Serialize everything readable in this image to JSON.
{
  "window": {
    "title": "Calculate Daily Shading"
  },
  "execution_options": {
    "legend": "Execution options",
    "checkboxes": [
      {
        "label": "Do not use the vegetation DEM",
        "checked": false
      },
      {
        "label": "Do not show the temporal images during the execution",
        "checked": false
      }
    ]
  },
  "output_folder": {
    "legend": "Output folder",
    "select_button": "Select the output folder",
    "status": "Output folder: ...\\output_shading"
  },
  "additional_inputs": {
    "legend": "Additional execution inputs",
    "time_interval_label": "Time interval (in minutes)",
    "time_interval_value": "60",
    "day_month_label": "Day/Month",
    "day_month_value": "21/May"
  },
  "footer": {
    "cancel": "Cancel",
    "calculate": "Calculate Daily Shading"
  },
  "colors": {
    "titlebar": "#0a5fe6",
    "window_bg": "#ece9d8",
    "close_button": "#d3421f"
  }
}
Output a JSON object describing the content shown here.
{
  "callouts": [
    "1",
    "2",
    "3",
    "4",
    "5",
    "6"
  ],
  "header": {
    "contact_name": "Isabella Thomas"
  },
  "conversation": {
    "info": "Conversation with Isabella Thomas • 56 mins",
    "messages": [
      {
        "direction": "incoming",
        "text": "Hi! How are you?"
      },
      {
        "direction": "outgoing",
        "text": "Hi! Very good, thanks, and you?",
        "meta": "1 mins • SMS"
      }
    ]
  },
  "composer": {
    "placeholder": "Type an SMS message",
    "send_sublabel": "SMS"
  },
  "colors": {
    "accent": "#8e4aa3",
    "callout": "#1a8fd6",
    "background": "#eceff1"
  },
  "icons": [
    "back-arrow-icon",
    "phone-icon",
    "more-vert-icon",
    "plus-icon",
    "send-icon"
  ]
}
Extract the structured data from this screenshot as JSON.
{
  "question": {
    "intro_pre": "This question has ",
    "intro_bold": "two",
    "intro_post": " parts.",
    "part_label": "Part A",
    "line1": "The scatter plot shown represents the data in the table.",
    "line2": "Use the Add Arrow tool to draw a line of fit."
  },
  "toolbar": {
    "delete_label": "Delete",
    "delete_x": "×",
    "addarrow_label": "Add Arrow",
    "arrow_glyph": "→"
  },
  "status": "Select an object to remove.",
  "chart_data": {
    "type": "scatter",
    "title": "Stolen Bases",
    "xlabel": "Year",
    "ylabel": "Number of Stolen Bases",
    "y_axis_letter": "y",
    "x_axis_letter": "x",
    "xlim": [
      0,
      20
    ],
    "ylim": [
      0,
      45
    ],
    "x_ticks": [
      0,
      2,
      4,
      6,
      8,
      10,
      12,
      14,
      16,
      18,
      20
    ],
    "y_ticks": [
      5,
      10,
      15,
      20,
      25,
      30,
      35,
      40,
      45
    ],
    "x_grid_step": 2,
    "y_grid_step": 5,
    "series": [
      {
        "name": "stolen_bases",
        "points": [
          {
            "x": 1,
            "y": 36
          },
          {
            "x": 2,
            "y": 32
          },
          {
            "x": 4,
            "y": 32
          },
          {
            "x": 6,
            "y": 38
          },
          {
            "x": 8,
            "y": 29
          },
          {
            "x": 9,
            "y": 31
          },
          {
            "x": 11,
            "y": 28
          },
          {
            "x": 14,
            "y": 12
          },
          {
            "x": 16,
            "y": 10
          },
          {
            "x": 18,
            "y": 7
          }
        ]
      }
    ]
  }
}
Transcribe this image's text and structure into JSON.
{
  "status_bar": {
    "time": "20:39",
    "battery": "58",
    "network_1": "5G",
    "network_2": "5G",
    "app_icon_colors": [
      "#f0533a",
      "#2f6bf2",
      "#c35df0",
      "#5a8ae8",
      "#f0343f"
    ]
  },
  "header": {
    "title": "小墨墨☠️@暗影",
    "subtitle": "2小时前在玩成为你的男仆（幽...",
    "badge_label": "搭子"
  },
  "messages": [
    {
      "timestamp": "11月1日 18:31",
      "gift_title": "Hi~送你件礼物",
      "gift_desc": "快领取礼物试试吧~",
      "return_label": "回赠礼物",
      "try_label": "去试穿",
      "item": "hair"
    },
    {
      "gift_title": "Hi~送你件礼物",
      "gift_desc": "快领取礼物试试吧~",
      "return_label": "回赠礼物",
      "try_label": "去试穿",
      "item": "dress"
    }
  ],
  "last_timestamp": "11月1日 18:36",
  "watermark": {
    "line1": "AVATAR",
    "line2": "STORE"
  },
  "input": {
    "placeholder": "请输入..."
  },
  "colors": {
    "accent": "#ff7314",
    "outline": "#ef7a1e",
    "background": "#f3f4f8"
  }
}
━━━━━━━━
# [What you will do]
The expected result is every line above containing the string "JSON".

# [Response area]
Serialize everything readable in this image to JSON.
Output a JSON object describing the content shown here.
Extract the structured data from this screenshot as JSON.
Transcribe this image's text and structure into JSON.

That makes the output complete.